Thanks for your thoughts!
We really do not have a dilute gene in Havanese, and a blue puppy would be a DEFINITEY DQ. It has happened a VERY few times, but it is EXTREMELY rare, and the breeders who have produced blue, have been very careful to remove it from their gene pool. Chocolate is not a dilute. (I assume that's what you mean by "brown"? (we do not use that as a color term in Havanese)
Brindle is a different gene that can be overlayed on any base color, including chocolate, I guess, though I don't think that is common. It would be hard to see, because brindle looks like "tiger stripes of black and tan or black and brown (like on a Whippet or Greyhound) on a young Havanese puppy, before their hair gets too long and hides the striping. I'm not sure how you'd see that on a chocolate, that by definition has no black hair or pigment.
But I have found that many Havanese breeders you the term "brindle" inappropriately for sables with dark masks rather than true brindles. So if that is what the breeder means, it is CERTAINLY possible to have a chocolate sable. How much a sable (chocolate or not) will fade) depends a lot on the bloodlines. Some stay dark, some stay dark and silvery, but lose the reddish undertones, most fade to a cream or whitish color, with just a bit of coloring on the tips of their hair. Once they reach this phase, you can only tell a chocolate sable from a "regular" sable by the color of their pigment and eyes. A non-chocolate sable will have black lips, nose and eye rims, and very dark eyes. A chocolate sable will have chocolate eye rims, nose and lips, and slightly lighter eyes.
In any case, I have not heard the even the very rare dilutes (blues) that have shown up have had any health problems, but if you think there is ANY chance that this puppy is a true dilute, and not just a chocolate, you should discuss this with the breeder. There have also been just a COUPLE of merles that have shown up in the breed, and it is thought that they were new mutations. Fortunately, because they would also be a DQ, no attempt has made by any reputable breeder to purposely produce merles. So we don't know whether there are health concerns related to that color as there are in many breeds.
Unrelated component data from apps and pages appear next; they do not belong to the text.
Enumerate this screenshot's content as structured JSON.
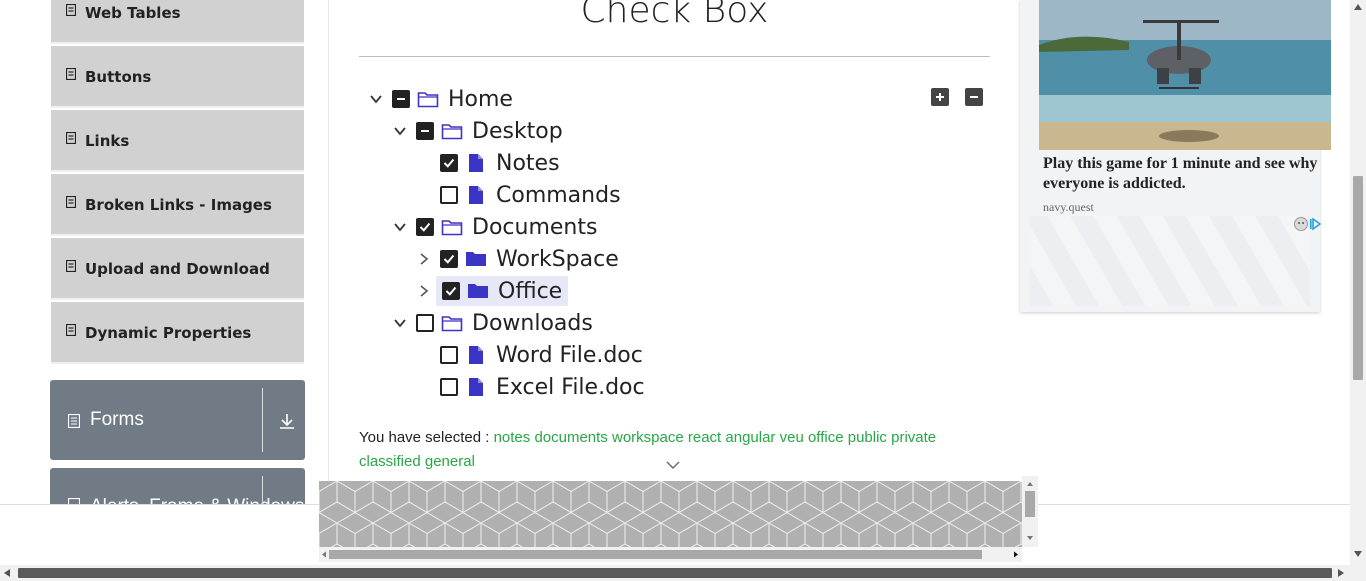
{
  "sidebar": {
    "items": [
      {
        "label": "Web Tables"
      },
      {
        "label": "Buttons"
      },
      {
        "label": "Links"
      },
      {
        "label": "Broken Links - Images"
      },
      {
        "label": "Upload and Download"
      },
      {
        "label": "Dynamic Properties"
      }
    ],
    "groups": [
      {
        "label": "Forms"
      },
      {
        "label": "Alerts, Frame & Windows"
      }
    ]
  },
  "main": {
    "title": "Check Box",
    "tree": [
      {
        "label": "Home",
        "state": "half",
        "expanded": true,
        "type": "folder-open"
      },
      {
        "label": "Desktop",
        "state": "half",
        "expanded": true,
        "type": "folder-open"
      },
      {
        "label": "Notes",
        "state": "checked",
        "type": "file"
      },
      {
        "label": "Commands",
        "state": "unchecked",
        "type": "file"
      },
      {
        "label": "Documents",
        "state": "checked",
        "expanded": true,
        "type": "folder-open"
      },
      {
        "label": "WorkSpace",
        "state": "checked",
        "expanded": false,
        "type": "folder-closed"
      },
      {
        "label": "Office",
        "state": "checked",
        "expanded": false,
        "type": "folder-closed",
        "highlighted": true
      },
      {
        "label": "Downloads",
        "state": "unchecked",
        "expanded": true,
        "type": "folder-open"
      },
      {
        "label": "Word File.doc",
        "state": "unchecked",
        "type": "file"
      },
      {
        "label": "Excel File.doc",
        "state": "unchecked",
        "type": "file"
      }
    ],
    "result_prefix": "You have selected :",
    "selected": [
      "notes",
      "documents",
      "workspace",
      "react",
      "angular",
      "veu",
      "office",
      "public",
      "private",
      "classified",
      "general"
    ]
  },
  "ad": {
    "headline": "Play this game for 1 minute and see why everyone is addicted.",
    "source": "navy.quest"
  },
  "colors": {
    "accent": "#3b35c6",
    "selected_text": "#28a745",
    "sidebar_item_bg": "#d1d1d1",
    "group_bg": "#717b85"
  }
}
The bottom line, though, is there are SO many acceptable colors and modifiers in Havanese that we already kind of have the "rainbow" breed. There really is no need to add more colors!